Various options are grouped together in the Rendering panel to help you display the model as you wish or correct certain results coming after exporting models from design softwares.
The rendering options
These options are used to change the rendering mode of the model and take effect after the pending changes are published. The result is visible after a few seconds due to the reprocessing of the 3D model: a refresh of the page is necessary.
Face culling (Default value: True)
When the option is activated, only the faces of the geometries whose normals point towards the camera are visible.
The option can be turned off to enable double-sided rendering of geometry. It is useful for visualizing the front and back sides of simple surfaces like a curtain, a net..
Texture with transparent areas (left) used in a material applied to spheres.
When the option is activated, the front part of the spheres is visible (center).
When the option is off, the whole sphere (including the inside of the back part) is visible (right).
Vertex color (Default value: False)
Vertex colors are the old way of tinting a surface. Each vertex defines a color that applies to the triangles that it supports. The option must be on to activate the vertex color channel defined in a geometry.
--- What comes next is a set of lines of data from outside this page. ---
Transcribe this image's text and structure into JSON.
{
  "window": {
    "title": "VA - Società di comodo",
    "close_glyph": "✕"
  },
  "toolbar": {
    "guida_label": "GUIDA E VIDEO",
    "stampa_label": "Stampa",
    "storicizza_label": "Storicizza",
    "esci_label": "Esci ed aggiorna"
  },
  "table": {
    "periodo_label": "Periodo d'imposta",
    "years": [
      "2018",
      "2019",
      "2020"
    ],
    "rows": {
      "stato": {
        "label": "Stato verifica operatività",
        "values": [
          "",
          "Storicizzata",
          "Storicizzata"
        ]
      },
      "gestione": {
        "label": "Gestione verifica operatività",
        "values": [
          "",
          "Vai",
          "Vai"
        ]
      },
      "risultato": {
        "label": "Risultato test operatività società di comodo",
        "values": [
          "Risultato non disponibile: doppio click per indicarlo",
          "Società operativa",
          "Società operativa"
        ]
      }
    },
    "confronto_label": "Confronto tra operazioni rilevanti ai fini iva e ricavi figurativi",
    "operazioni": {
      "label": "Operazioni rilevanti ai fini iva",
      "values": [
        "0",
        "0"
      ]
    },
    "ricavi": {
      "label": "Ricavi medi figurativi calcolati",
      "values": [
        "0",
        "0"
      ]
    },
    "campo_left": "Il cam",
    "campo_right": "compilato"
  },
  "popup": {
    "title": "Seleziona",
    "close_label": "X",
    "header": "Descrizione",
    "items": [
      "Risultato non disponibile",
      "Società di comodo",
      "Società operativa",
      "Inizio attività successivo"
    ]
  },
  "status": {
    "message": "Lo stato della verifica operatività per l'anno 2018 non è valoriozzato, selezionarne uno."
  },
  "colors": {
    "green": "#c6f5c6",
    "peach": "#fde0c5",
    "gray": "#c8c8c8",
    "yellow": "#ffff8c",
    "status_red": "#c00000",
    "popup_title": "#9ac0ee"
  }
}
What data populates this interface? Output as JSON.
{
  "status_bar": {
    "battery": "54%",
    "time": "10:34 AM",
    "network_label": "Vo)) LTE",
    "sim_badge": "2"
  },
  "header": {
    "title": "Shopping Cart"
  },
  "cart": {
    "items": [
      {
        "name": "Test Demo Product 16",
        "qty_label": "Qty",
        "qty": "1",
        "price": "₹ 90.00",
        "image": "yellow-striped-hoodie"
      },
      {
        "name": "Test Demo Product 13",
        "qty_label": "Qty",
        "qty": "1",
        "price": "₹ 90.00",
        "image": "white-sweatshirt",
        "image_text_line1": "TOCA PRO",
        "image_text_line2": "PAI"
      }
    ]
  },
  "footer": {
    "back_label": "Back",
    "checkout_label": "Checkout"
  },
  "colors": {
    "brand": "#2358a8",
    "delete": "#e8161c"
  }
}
Otherwise, the information is simply ignored.
Gamma correction (Default value: False)
In PBR materials, textures used as base or emissive source are supposed to be encoded in sRGB color space while simple colors (materials without textures) are defined in linear RGB space. It means that values used to code the same tint trough a texture and a single color are not the same. As it is not always easy to correctly prepare the values and ensure that a texture is correctly encoded, this option applies a correction on single colors to align them with texture tints. Note that may not produce the original desired colors as textures themselves are not affected: the compensation is always applied on single colors.
(left) A plane composed of 2 areas using 2 different materials: the left one using a texture and the right one using a single color. Both texture and color represent the same tint.
In this example, without correction (middle), the final rendering shows a disparity between the 2 areas because the values chosen are incorrect (the same values were used for the single color and the color of texture pixels but they are expressed on 2 different colors spaces). When activating the option, the single color is compensated and the area looks like the textured one (right).